-- EXTRACTED RECORDS follows --

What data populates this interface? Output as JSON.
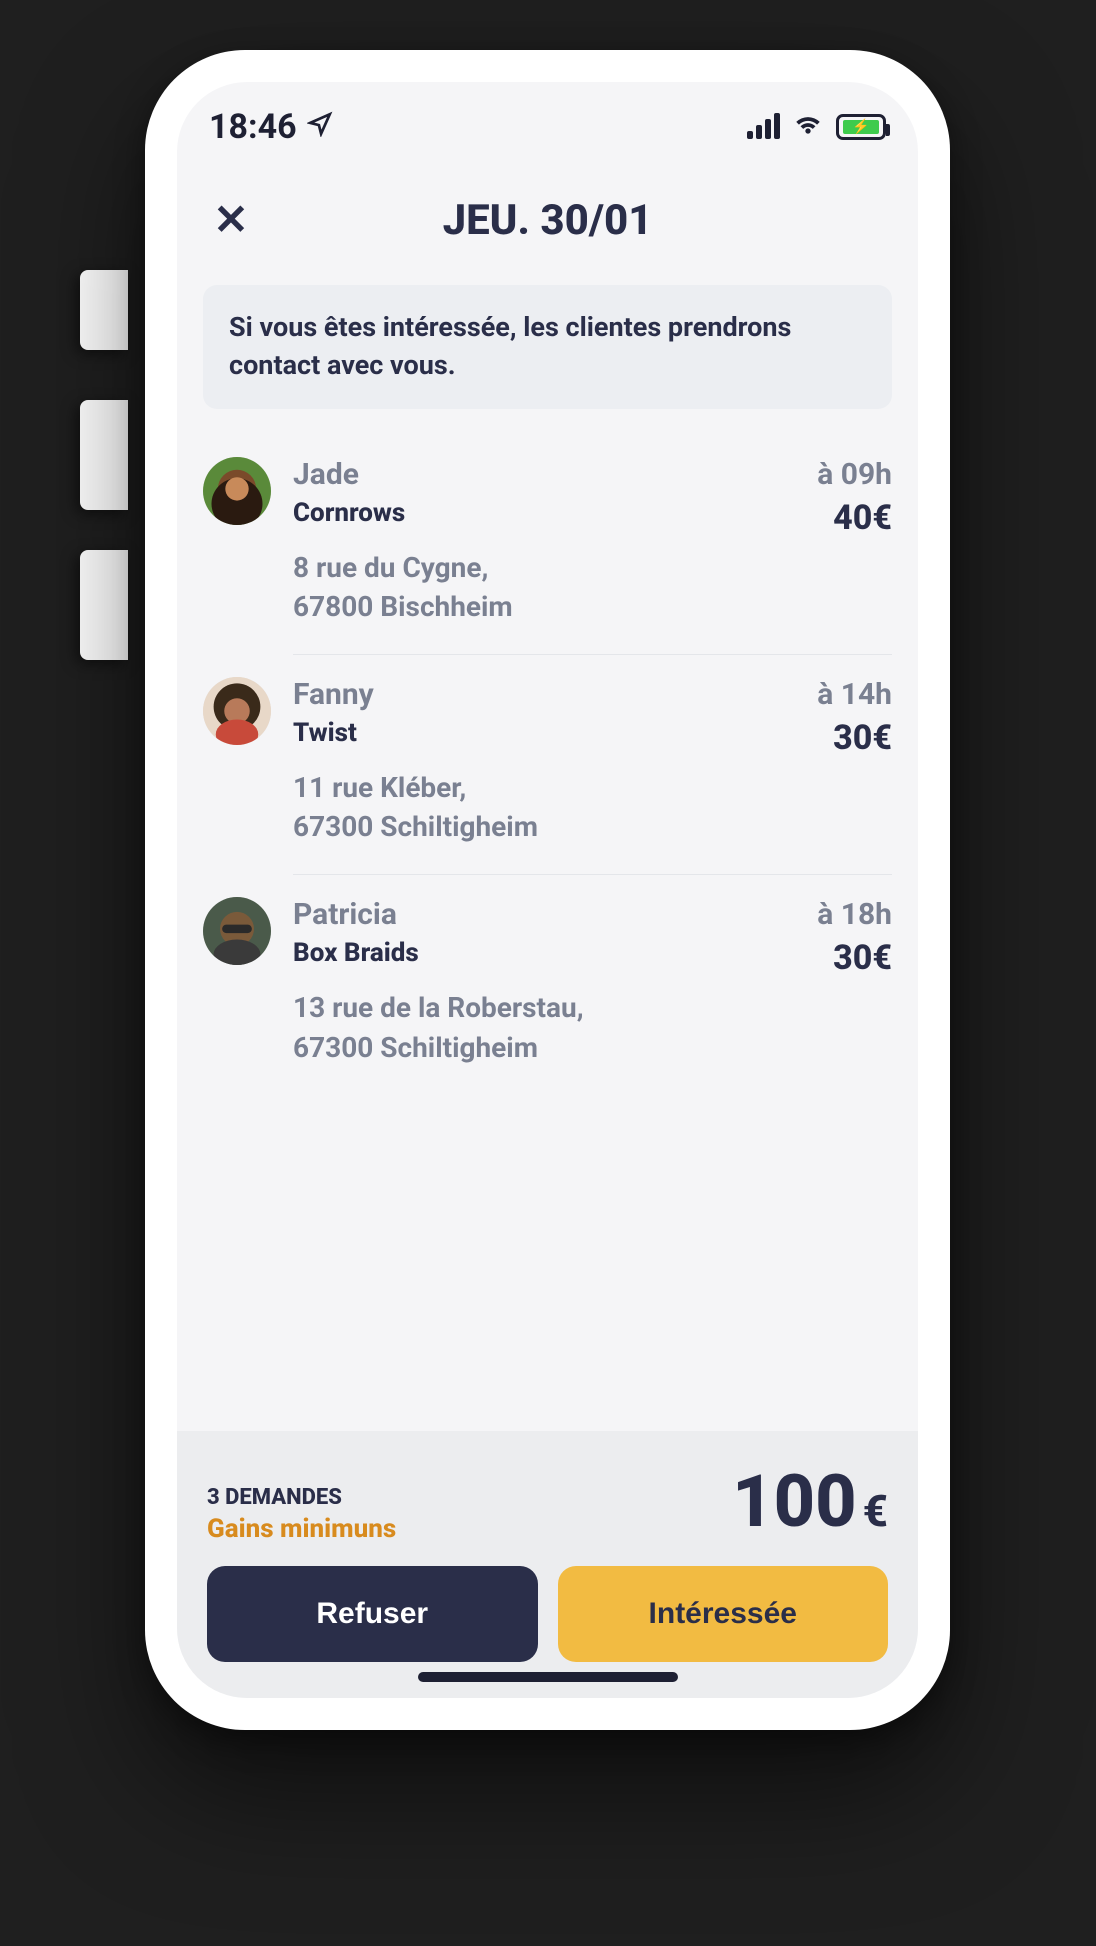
{
  "status": {
    "time": "18:46"
  },
  "header": {
    "title": "JEU. 30/01"
  },
  "info": {
    "text": "Si vous êtes intéressée, les clientes prendrons contact avec vous."
  },
  "list": [
    {
      "name": "Jade",
      "time": "à 09h",
      "service": "Cornrows",
      "price": "40€",
      "addr1": "8 rue du Cygne,",
      "addr2": "67800 Bischheim"
    },
    {
      "name": "Fanny",
      "time": "à 14h",
      "service": "Twist",
      "price": "30€",
      "addr1": "11 rue Kléber,",
      "addr2": "67300 Schiltigheim"
    },
    {
      "name": "Patricia",
      "time": "à 18h",
      "service": "Box Braids",
      "price": "30€",
      "addr1": "13 rue de la Roberstau,",
      "addr2": "67300 Schiltigheim"
    }
  ],
  "footer": {
    "count": "3 DEMANDES",
    "gains": "Gains minimuns",
    "total": "100",
    "currency": "€",
    "refuse": "Refuser",
    "accept": "Intéressée"
  }
}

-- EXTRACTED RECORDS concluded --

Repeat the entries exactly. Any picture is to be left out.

## SOLVED PROBLEM
What data populates this interface? Output as JSON.
{
  "status": {
    "time": "18:46"
  },
  "header": {
    "title": "JEU. 30/01"
  },
  "info": {
    "text": "Si vous êtes intéressée, les clientes prendrons contact avec vous."
  },
  "list": [
    {
      "name": "Jade",
      "time": "à 09h",
      "service": "Cornrows",
      "price": "40€",
      "addr1": "8 rue du Cygne,",
      "addr2": "67800 Bischheim"
    },
    {
      "name": "Fanny",
      "time": "à 14h",
      "service": "Twist",
      "price": "30€",
      "addr1": "11 rue Kléber,",
      "addr2": "67300 Schiltigheim"
    },
    {
      "name": "Patricia",
      "time": "à 18h",
      "service": "Box Braids",
      "price": "30€",
      "addr1": "13 rue de la Roberstau,",
      "addr2": "67300 Schiltigheim"
    }
  ],
  "footer": {
    "count": "3 DEMANDES",
    "gains": "Gains minimuns",
    "total": "100",
    "currency": "€",
    "refuse": "Refuser",
    "accept": "Intéressée"
  }
}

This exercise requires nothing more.